DESCRIPTION OF THE TASK – Say how many of the lines below hold "this", writing the number and nothing more.

=======

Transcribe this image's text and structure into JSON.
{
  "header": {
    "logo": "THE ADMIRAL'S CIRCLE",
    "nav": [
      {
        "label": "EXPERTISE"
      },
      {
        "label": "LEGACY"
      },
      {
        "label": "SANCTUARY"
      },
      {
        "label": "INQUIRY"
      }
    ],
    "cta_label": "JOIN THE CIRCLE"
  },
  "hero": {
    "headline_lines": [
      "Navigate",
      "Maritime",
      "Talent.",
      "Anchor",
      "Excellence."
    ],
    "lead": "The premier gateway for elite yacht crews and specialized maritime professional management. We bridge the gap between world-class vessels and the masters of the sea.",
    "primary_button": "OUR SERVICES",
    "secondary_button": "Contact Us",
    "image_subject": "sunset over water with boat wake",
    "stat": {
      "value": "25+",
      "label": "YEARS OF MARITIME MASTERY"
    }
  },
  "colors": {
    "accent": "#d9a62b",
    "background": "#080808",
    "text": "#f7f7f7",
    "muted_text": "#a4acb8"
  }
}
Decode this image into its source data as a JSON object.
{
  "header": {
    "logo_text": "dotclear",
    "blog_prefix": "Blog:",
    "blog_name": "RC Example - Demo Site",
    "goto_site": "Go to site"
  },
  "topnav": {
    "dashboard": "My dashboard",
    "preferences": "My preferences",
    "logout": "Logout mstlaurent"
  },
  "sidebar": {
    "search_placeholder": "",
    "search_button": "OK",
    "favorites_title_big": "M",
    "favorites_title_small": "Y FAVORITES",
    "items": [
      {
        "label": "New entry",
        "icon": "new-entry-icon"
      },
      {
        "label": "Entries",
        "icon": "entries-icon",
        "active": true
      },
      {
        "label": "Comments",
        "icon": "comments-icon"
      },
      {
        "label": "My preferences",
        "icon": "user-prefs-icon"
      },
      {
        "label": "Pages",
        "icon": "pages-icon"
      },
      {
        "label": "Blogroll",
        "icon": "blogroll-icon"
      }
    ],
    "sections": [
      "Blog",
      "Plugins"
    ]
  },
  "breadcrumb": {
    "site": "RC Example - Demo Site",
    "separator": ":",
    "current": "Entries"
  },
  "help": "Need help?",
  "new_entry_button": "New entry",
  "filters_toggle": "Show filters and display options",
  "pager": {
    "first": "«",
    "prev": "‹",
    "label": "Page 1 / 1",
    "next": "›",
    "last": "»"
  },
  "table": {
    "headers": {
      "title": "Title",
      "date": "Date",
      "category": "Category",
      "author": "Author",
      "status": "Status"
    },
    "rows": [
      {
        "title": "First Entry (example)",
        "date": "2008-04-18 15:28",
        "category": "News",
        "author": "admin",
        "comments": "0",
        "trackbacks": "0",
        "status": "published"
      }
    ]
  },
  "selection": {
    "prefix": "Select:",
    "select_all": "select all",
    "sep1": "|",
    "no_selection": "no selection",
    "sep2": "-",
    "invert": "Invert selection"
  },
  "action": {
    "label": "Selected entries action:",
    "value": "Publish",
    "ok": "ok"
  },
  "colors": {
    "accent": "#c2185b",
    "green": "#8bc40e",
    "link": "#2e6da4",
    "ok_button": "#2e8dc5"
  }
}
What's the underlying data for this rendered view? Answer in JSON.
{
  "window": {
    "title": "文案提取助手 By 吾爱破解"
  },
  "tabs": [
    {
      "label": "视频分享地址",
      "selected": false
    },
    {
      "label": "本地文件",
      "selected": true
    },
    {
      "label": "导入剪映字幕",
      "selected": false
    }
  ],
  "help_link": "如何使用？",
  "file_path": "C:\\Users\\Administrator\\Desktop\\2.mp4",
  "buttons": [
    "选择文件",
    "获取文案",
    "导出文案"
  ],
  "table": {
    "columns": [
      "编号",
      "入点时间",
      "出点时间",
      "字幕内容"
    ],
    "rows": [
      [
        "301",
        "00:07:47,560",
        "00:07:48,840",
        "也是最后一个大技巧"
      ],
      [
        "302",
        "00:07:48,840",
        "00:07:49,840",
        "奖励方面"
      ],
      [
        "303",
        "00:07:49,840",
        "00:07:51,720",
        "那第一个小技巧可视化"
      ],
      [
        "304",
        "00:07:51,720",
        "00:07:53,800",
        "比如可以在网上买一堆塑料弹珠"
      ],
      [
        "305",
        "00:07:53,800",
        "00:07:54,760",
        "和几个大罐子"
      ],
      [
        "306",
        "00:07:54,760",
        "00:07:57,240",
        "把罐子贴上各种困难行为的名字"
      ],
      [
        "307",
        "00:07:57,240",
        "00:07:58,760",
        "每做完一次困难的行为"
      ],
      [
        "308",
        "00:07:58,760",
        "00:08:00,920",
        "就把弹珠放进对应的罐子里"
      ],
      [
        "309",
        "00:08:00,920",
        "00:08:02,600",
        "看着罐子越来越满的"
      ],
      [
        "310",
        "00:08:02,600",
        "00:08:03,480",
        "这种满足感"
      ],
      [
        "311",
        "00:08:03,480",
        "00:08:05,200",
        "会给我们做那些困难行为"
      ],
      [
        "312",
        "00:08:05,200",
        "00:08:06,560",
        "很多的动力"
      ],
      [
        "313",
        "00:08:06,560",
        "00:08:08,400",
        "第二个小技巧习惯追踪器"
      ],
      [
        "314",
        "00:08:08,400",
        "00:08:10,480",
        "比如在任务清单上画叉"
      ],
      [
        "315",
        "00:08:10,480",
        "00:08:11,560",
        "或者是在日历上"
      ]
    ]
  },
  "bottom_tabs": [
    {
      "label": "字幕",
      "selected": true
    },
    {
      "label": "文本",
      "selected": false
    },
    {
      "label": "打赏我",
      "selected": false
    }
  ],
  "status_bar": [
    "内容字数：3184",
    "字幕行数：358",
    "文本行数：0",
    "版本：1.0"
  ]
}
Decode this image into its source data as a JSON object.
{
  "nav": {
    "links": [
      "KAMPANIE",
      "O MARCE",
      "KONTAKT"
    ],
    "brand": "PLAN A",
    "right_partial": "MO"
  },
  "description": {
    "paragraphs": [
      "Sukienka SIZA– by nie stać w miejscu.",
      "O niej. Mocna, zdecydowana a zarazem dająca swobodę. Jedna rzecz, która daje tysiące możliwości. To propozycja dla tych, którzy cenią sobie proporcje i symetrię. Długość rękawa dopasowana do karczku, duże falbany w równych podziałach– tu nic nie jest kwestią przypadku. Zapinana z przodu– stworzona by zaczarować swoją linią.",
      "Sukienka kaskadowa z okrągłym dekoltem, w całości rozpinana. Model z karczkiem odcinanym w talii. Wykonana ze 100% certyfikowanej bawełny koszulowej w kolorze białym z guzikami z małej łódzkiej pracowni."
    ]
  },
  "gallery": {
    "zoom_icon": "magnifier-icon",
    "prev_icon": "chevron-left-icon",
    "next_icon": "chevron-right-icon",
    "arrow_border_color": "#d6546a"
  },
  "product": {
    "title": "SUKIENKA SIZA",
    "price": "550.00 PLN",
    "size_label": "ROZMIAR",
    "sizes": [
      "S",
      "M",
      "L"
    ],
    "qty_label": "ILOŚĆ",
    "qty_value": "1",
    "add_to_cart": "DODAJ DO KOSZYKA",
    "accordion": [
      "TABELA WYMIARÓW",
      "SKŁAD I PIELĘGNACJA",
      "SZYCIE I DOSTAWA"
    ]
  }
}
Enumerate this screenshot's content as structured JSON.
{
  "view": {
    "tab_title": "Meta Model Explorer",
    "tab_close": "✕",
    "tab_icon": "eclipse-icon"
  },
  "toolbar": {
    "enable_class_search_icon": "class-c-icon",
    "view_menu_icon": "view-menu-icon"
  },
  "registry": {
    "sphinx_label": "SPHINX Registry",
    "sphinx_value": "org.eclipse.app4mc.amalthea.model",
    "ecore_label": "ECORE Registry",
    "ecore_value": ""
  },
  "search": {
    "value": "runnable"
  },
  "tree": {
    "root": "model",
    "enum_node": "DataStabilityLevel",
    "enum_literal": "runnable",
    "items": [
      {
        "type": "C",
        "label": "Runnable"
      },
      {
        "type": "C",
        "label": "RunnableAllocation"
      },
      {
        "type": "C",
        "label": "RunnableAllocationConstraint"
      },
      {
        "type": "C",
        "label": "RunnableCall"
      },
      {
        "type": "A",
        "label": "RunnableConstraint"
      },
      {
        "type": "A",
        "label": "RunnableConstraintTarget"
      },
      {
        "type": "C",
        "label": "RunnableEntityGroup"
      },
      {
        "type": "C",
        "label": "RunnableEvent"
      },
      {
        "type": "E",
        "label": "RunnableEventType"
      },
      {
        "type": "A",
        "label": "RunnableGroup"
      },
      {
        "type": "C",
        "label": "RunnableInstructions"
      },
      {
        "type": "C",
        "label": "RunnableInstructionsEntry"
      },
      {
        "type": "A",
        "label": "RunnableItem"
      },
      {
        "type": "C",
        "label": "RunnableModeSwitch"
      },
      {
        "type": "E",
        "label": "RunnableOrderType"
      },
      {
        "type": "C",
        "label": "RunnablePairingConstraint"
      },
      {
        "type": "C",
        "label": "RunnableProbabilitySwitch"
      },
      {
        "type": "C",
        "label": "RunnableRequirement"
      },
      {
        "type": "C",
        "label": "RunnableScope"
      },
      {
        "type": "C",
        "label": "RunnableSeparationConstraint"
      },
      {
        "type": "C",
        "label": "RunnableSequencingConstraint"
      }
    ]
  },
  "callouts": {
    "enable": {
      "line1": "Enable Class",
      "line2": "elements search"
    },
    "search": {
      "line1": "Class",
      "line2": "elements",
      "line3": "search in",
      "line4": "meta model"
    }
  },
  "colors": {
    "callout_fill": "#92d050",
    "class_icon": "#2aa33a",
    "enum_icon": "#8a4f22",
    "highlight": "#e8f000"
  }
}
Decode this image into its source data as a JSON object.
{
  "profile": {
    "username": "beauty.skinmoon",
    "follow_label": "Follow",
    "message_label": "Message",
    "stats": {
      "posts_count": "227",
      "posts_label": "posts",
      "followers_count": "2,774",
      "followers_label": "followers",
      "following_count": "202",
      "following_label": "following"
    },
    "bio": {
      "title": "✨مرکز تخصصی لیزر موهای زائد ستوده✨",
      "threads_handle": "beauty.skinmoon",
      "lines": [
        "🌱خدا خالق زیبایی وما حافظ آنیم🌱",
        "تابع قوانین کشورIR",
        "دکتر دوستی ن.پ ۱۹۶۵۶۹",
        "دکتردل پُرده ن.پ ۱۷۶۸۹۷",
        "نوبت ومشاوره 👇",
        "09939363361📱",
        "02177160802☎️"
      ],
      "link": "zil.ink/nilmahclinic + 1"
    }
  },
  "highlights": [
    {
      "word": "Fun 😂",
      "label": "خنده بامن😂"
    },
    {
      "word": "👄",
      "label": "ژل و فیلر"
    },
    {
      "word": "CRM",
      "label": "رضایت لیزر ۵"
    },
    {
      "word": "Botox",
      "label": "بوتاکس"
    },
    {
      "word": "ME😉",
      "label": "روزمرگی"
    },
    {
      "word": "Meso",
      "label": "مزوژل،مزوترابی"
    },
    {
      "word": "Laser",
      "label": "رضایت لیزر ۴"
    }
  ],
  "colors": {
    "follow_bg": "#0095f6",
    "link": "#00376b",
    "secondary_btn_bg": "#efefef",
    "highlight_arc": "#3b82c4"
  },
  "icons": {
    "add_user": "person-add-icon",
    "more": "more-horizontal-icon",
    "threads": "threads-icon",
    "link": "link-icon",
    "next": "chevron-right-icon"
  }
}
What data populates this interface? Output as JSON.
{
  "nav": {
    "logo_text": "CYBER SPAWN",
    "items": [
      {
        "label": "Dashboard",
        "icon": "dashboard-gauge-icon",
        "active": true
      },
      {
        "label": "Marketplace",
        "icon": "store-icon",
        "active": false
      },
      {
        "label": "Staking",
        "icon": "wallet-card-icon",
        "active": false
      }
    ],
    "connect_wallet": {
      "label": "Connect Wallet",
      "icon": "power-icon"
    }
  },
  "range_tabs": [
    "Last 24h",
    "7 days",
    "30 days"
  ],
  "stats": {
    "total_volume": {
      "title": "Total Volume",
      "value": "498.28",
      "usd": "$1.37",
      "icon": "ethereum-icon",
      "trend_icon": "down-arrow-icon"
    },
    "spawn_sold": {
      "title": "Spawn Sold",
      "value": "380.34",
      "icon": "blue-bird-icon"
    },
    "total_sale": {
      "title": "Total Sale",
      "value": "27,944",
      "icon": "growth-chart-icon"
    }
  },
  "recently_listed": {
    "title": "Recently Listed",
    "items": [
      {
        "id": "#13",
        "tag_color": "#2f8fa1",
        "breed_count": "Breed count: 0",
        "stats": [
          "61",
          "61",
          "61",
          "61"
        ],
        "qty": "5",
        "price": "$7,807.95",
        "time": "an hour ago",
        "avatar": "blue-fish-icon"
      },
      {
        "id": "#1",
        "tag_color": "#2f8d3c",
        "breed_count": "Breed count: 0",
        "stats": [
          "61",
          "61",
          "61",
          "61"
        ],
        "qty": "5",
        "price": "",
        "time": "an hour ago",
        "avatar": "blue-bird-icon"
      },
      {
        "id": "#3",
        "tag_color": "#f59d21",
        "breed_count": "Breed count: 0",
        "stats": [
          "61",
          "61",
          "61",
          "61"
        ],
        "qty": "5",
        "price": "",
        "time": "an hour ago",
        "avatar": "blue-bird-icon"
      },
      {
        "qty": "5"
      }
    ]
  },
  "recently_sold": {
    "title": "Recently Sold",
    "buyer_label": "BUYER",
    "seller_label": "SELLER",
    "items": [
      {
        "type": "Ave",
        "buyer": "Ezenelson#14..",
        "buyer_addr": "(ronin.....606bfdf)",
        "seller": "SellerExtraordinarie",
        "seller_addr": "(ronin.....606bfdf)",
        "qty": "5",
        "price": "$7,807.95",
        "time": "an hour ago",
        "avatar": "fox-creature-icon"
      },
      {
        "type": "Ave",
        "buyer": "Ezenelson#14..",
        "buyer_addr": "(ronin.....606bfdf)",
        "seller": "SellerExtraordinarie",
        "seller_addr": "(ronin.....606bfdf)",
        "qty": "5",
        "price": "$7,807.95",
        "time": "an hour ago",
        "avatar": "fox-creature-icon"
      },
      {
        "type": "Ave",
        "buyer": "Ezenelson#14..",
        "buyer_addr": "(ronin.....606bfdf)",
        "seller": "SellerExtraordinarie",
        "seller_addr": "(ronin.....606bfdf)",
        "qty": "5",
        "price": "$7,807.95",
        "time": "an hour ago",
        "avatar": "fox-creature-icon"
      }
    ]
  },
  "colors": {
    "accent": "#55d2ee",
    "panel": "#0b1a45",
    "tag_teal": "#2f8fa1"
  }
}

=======

RESPONSE BELOW – 7